Please create a proper patch in using arcanist. Closing for now, but refer to this task when creating the patch so developers can read back the discussion.

I have just picked it up as a first starting project for GSoC and will create a patch if i have anything proper.
For now i have already hit a design snag.
The current problem is, changing the "screenspace" line spacing to "objectspace" line spacing.
As Jason already mentioned we need to sample the surface, measuring the distance traveled on the 3D object rather than measuring the distance moved by the mouse.
This poses quite a challenge in the aspect of performance because the surface needs to be sampled.

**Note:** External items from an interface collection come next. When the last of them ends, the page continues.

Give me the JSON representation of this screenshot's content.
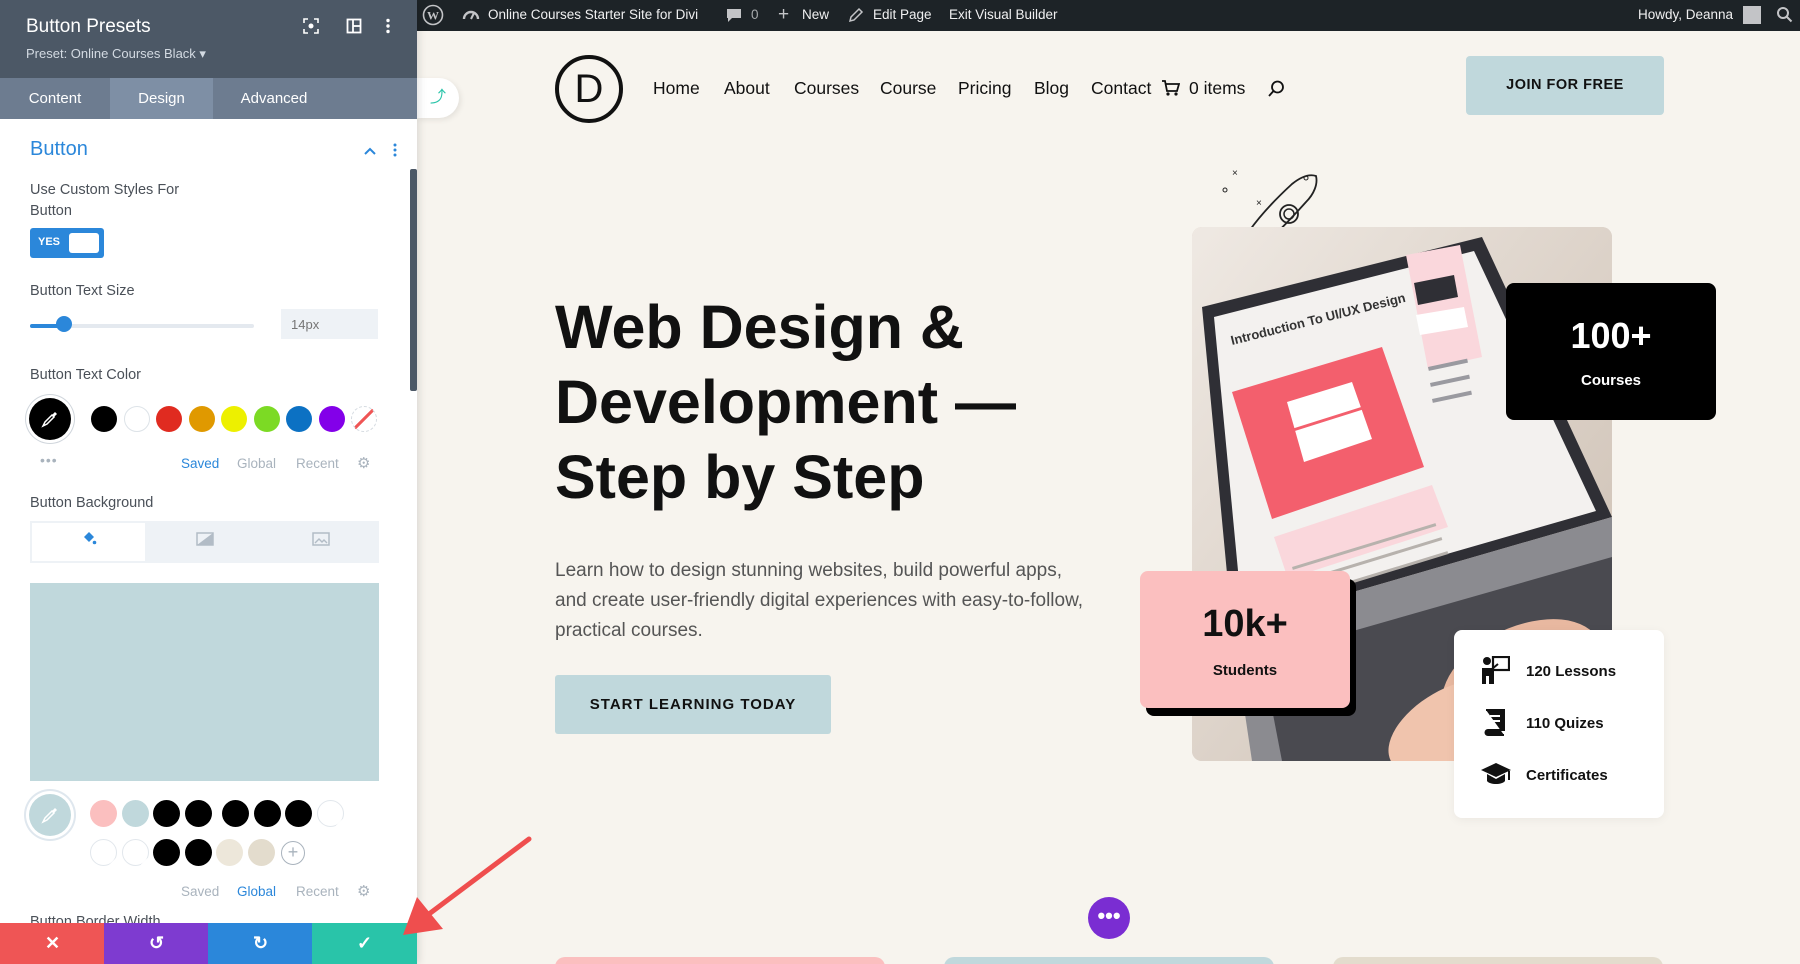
{
  "panel": {
    "title": "Button Presets",
    "preset": "Preset: Online Courses Black ▾",
    "head_icons": [
      "focus-icon",
      "layout-icon",
      "kebab-icon"
    ],
    "tabs": [
      "Content",
      "Design",
      "Advanced"
    ],
    "active_tab": "Design",
    "section_title": "Button",
    "custom_styles_label": "Use Custom Styles For Button",
    "toggle_value": "YES",
    "text_size_label": "Button Text Size",
    "text_size_placeholder": "14px",
    "text_size_slider_fraction": 0.15,
    "text_color_label": "Button Text Color",
    "text_color_swatches": [
      "#000000",
      "#ffffff",
      "#e02b20",
      "#e09900",
      "#edf000",
      "#7cda24",
      "#0c71c3",
      "#8300e9",
      "none"
    ],
    "color_tabs": [
      "Saved",
      "Global",
      "Recent"
    ],
    "text_color_active_tab": "Saved",
    "bg_label": "Button Background",
    "bg_tabs": [
      "color-fill-icon",
      "gradient-icon",
      "image-icon"
    ],
    "bg_color": "#c0d8dc",
    "bg_swatches_row1": [
      "#fbbfbf",
      "#c0d8dc",
      "#000000",
      "#000000",
      "#000000",
      "#000000",
      "#000000",
      "#ffffff"
    ],
    "bg_swatches_row2": [
      "#ffffff",
      "#ffffff",
      "#000000",
      "#000000",
      "#ede7da",
      "#e3dccd"
    ],
    "bg_color_active_tab": "Global",
    "next_label": "Button Border Width",
    "actions": [
      "close-icon",
      "undo-icon",
      "redo-icon",
      "check-icon"
    ],
    "action_colors": [
      "#ef5555",
      "#7e3bd0",
      "#2b87da",
      "#29c4a9"
    ]
  },
  "admin_bar": {
    "site_name": "Online Courses Starter Site for Divi",
    "comments": "0",
    "new": "New",
    "edit_page": "Edit Page",
    "exit": "Exit Visual Builder",
    "howdy": "Howdy, Deanna"
  },
  "site": {
    "logo_letter": "D",
    "nav": [
      "Home",
      "About",
      "Courses",
      "Course",
      "Pricing",
      "Blog",
      "Contact"
    ],
    "cart": "0 items",
    "join": "JOIN FOR FREE",
    "hero_title": "Web Design & Development — Step by Step",
    "hero_text": "Learn how to design stunning websites, build powerful apps, and create user-friendly digital experiences with easy-to-follow, practical courses.",
    "cta": "START LEARNING TODAY",
    "stat_courses_num": "100+",
    "stat_courses_label": "Courses",
    "stat_students_num": "10k+",
    "stat_students_label": "Students",
    "features": [
      "120 Lessons",
      "110 Quizes",
      "Certificates"
    ],
    "screen_heading": "Introduction To UI/UX Design",
    "dots": "•••"
  },
  "colors": {
    "accent_blue": "#2b87da",
    "button_bg": "#c0d8dc",
    "pink": "#fbbfbf",
    "page_bg": "#f7f4ee"
  }
}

As long as we are not doing any fancy methods like evaluating the depth-framebuffer to calculate distance underneath the Strokeline i see two options:

  1. calculate the true distance by measuring the "crossline" over all faces underneath the stroke. (performance scales proportional to mesh complexity).
  2. sample the surface along the stroke with a reasonable amount of points (maybe taking normal into account) and calculate the distance between these points.

If any, which option is reasonable to realise this feature? In which direction should I investigate further?
Currently i think option 2. is reasonable. A small sample size would result in a similar effect like screenspace spacing and a bigger sample size results in more precise spacing.
For testing i tried it with the standard brush polling and got decent results when moving the mouse slowly (slow => more sample points on a surface)

Maybe there is already a system to get the 3D projected shape of a stroke which i am missing? (Grease pencil seems to sample the surface like option 2 but i have not checked the code thoroughly)

I did some more research on the way GP handles the "draw on surface". It turns out that it uses view3d_opengl_read_Z_pixels to sample the depth per point created. So it is

doing any fancy methods like evaluating the depth-framebuffer

I was not expecting that but may be an option as well. The question then arises what to do if the sculpt object gets obscured by other objects.